RECORDS SHOWN ▸
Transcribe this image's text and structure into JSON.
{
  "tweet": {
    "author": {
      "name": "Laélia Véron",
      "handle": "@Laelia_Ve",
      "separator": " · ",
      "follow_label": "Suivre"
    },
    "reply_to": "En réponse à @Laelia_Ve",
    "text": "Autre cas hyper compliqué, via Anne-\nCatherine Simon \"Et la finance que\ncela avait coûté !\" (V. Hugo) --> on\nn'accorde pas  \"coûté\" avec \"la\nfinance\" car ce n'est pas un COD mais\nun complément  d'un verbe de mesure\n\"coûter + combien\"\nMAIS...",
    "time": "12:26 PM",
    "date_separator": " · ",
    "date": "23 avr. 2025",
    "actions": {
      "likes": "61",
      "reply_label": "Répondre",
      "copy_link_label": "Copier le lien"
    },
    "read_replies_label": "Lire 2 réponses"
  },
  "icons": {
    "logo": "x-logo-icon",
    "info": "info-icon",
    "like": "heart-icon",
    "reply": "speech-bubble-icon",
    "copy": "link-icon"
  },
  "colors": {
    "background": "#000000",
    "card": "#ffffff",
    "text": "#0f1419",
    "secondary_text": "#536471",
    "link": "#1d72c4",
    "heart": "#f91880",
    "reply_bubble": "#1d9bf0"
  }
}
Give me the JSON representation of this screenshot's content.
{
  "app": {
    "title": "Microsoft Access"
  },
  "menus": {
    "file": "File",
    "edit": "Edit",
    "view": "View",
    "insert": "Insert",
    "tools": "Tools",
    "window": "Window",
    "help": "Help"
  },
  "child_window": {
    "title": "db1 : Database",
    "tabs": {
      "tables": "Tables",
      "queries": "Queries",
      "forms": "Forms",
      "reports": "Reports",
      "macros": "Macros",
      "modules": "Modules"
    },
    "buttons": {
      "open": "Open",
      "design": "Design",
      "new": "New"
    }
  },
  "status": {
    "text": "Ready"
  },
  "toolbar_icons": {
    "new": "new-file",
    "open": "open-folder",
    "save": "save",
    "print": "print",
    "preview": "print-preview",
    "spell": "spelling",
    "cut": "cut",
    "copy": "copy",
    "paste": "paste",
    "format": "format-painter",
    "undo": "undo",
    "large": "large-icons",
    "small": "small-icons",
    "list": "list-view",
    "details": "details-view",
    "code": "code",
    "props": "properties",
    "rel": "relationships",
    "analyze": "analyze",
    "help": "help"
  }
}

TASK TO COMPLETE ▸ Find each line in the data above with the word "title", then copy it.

SOLUTION ▸
    "title": "Microsoft Access"
    "title": "db1 : Database",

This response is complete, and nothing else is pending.